* _Work task_
Search the records below for the word "subtitle". Copy each line where it occurs.

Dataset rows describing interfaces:
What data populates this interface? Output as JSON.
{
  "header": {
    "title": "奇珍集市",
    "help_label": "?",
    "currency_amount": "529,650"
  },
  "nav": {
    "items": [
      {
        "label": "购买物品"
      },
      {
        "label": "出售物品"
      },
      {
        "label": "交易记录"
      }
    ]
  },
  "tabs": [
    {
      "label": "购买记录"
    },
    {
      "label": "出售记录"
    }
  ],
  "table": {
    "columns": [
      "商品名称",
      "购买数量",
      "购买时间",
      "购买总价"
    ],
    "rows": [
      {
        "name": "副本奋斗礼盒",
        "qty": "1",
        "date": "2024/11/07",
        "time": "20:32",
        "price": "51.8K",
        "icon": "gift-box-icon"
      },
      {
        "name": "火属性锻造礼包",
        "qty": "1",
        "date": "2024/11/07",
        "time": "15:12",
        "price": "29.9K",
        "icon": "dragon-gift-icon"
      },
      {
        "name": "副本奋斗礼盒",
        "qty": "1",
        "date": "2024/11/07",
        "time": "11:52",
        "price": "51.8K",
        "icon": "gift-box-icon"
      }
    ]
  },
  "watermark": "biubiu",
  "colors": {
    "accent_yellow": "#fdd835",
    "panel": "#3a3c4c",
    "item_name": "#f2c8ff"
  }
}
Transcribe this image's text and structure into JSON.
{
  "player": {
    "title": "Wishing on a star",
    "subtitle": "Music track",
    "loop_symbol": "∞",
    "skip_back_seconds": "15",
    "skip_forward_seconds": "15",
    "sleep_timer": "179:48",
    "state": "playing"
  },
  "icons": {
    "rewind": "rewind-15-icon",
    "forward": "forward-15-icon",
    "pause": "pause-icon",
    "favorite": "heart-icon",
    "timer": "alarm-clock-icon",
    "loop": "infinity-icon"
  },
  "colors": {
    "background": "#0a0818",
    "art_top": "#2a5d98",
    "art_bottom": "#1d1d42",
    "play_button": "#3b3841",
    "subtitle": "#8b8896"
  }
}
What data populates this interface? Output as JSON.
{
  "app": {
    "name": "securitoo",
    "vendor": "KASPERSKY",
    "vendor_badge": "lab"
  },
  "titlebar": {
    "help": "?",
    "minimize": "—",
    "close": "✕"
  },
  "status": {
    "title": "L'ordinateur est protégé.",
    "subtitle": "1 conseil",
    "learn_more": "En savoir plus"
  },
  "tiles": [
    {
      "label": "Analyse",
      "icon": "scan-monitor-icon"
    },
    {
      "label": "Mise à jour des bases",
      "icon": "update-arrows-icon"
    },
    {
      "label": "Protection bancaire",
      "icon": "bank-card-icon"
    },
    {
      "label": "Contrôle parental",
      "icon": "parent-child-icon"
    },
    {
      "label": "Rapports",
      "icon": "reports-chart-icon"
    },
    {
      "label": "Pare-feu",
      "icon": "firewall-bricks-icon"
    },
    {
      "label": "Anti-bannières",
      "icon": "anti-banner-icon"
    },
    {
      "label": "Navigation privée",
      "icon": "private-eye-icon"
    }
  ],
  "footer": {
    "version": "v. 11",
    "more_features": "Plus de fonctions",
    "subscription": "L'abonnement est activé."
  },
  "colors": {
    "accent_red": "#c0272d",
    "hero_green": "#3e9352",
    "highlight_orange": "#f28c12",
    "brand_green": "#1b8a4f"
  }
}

* _Written solution_
    "subtitle": "Music track",
    "subtitle": "#8b8896"
    "subtitle": "1 conseil",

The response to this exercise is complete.